> [Required work]
Scan the records for "title". Report each line that includes it.

> [Provided records]
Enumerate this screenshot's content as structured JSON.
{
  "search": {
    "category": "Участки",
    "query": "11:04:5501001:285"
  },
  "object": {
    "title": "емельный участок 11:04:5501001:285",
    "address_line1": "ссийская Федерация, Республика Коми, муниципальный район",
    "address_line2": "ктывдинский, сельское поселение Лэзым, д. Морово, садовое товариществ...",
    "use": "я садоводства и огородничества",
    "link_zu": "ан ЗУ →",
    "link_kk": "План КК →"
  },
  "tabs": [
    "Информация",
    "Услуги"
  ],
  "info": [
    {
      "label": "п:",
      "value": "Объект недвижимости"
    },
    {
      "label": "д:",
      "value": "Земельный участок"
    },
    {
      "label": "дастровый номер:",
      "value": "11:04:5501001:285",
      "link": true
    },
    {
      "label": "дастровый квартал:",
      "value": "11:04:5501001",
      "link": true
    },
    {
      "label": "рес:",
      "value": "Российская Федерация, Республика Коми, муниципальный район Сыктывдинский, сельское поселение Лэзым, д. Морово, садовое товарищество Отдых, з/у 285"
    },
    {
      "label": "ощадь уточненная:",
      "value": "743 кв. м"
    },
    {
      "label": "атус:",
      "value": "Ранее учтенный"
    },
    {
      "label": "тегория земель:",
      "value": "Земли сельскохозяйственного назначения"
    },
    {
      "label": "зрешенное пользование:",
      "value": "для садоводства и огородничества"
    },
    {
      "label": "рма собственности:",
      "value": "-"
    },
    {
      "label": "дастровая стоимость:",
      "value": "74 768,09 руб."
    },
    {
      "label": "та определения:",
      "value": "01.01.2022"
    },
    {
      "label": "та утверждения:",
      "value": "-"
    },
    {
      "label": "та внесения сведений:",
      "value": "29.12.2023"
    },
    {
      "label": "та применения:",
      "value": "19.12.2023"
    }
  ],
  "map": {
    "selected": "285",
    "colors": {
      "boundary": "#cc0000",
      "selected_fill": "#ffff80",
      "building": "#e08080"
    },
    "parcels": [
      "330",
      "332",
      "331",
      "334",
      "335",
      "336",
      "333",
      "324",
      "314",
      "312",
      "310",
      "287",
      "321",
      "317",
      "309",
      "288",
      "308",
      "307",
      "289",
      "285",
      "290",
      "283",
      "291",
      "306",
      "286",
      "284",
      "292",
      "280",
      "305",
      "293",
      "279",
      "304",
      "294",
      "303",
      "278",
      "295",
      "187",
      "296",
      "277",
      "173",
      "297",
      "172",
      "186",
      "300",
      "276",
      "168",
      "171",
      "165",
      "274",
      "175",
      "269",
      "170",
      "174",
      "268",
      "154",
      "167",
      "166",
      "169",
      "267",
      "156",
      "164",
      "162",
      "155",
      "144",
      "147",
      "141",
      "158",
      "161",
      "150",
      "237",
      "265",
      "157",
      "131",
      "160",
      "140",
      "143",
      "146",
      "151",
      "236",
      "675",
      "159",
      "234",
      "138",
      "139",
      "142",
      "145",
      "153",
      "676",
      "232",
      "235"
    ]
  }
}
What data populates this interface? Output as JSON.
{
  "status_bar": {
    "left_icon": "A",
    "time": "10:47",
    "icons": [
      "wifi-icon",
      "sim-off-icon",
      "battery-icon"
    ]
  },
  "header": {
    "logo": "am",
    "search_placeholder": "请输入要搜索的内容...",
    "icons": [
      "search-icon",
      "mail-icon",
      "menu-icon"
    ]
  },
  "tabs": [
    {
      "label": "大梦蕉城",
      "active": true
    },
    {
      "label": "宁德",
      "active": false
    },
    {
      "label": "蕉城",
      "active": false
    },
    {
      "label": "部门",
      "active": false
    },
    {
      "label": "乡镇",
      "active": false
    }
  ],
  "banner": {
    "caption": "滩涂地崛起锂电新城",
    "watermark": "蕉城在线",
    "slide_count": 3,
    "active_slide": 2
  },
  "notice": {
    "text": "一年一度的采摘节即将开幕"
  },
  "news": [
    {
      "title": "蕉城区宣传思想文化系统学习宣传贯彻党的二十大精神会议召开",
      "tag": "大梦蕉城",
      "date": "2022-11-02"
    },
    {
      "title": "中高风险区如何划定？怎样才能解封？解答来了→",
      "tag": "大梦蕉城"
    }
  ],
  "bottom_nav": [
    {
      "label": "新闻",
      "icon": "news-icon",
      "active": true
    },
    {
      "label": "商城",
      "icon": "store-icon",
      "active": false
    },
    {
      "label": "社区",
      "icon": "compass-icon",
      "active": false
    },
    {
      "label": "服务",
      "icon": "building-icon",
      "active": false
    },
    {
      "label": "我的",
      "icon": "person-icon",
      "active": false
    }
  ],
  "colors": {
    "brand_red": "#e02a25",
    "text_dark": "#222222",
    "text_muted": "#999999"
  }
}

> [Answer for this exercise]
    "title": "емельный участок 11:04:5501001:285",
      "title": "蕉城区宣传思想文化系统学习宣传贯彻党的二十大精神会议召开",
      "title": "中高风险区如何划定？怎样才能解封？解答来了→",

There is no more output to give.